A rat’s nest of lines on a deck is an open invitation to trip-and-fall injuries, or worse, a Man Overboard. These situations can be easily avoided by ensuring that crew members know how to coil and stow lines. This article presents tips for coiling and stowing lines on both sail and powerboats.
Some words about rope and line: the word rope refers to manufactured material; once it is sized, spliced, or simply used onboard a vessel, it becomes line. Most line used on vessels is right-laid; the lay is determined by the direction of the twists as they progress away from an observer. On sailboats, some lines have other names; for example, those controlling sails are typically called sheets, and the line used to hoist a mainsail is the halyard. Understanding some terms relating to coiling lines might be a good place to start.
Coiling a line is a basic function and easy to learn. Start by holding a line end in one hand; form the line into about a two- or three-foot oval as it is brought to the other hand, and hold the collected line underhand. When about two or three feet remain to be coiled, make three turns around the upper part of the coil, wrapping counter-clockwise. Make a loop in the last 18 inches of line, and tuck it through the top of the coil above the three turns.
Gently pull the loose end to snug the loop against the wraps. The wrapped coil can be stowed and hung using the loose end at the top of coil. The free end of line should hang slightly longer than the coil so it can be located quickly.
To coil line with an eye, shackle, or heaving line monkey fist at one end, start the coil with the eye, shackle, or monkey fist hanging below the hand and form the coils as above.
Stowing lines adjacent to where they are usually set saves loads of time and stress. Some boaters use line holders, simple one- or two-inch wide plastic or canvas straps with a turnbuckle-like closure attached to the inside of the hull near bow, stern, or amidships cleats. To stow the line, it is coiled and fitted into the middle of the strap; the open end of the strap is secured around the line and attached to the hull with the closure. The straps are an inexpensive and easy way to ensure that the right lines are always available at docking points.
Many boaters combine time-tested techniques, personal preference, and creativity to identify and stow lines aboard a boat.
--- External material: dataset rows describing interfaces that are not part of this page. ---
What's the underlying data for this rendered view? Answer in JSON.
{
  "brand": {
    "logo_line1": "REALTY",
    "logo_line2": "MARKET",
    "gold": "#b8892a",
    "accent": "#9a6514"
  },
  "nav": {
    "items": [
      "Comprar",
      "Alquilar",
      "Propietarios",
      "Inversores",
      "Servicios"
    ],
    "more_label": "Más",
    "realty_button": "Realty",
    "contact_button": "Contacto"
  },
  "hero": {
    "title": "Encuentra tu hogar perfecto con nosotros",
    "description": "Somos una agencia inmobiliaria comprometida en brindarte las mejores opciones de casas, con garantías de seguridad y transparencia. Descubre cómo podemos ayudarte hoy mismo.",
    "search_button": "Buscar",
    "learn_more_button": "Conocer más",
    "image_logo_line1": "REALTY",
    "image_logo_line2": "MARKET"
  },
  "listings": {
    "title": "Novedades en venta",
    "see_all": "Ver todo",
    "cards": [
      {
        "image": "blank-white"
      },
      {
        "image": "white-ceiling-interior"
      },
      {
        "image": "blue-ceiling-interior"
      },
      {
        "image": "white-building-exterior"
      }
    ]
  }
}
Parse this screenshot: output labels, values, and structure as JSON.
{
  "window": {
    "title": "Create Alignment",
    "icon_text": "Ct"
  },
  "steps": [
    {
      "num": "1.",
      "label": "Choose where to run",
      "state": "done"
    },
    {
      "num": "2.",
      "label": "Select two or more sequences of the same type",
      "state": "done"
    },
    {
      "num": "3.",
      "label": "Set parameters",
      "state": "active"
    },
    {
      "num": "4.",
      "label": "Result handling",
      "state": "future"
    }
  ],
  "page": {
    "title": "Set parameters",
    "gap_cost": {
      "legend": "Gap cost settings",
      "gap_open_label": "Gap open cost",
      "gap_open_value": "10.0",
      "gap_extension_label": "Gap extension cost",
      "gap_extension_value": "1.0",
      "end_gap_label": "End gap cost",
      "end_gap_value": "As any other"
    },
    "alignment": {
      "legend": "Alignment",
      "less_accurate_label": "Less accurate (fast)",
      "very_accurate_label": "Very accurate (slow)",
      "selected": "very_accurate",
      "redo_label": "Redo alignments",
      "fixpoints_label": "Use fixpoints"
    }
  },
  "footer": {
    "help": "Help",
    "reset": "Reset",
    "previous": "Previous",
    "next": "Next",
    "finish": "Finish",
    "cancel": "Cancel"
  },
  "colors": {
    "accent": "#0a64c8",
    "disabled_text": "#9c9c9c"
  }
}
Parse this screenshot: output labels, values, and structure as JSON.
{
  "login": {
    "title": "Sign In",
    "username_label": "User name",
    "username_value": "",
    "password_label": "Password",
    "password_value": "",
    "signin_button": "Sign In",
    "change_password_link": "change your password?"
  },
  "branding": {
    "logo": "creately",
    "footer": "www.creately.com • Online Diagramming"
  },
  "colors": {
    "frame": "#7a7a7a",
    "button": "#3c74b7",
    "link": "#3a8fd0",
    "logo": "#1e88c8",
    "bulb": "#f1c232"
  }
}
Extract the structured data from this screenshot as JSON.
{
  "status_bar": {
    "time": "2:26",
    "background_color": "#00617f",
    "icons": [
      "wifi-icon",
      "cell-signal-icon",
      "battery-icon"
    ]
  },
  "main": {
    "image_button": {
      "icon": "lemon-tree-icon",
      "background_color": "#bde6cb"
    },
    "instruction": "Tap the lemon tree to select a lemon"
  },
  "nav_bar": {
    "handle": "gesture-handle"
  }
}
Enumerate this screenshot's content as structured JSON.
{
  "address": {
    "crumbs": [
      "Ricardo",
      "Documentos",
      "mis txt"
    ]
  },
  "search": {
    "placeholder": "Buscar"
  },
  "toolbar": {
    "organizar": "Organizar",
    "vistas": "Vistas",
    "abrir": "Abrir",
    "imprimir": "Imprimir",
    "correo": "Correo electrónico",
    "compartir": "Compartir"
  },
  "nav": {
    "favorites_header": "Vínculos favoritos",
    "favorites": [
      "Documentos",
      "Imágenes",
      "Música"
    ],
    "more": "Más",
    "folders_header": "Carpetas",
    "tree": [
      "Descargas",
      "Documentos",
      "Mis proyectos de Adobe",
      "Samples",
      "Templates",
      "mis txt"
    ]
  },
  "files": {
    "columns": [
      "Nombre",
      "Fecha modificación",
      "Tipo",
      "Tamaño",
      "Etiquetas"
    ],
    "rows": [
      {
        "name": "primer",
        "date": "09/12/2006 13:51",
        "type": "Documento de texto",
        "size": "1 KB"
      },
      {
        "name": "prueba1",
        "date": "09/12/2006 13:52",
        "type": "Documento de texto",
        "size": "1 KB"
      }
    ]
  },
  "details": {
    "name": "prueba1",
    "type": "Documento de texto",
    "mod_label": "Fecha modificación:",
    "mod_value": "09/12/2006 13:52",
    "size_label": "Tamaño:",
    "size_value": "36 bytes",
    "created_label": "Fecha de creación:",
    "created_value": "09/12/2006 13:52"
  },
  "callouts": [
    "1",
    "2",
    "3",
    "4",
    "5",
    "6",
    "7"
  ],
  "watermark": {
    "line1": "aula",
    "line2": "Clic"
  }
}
Some suggestions are mentioned below.
Coiling line, just like line handling, is an acquired skill. A well-coiled line, conveniently stowed and available in a hurry, can help avoid inconvenience, injury, and vessel damage.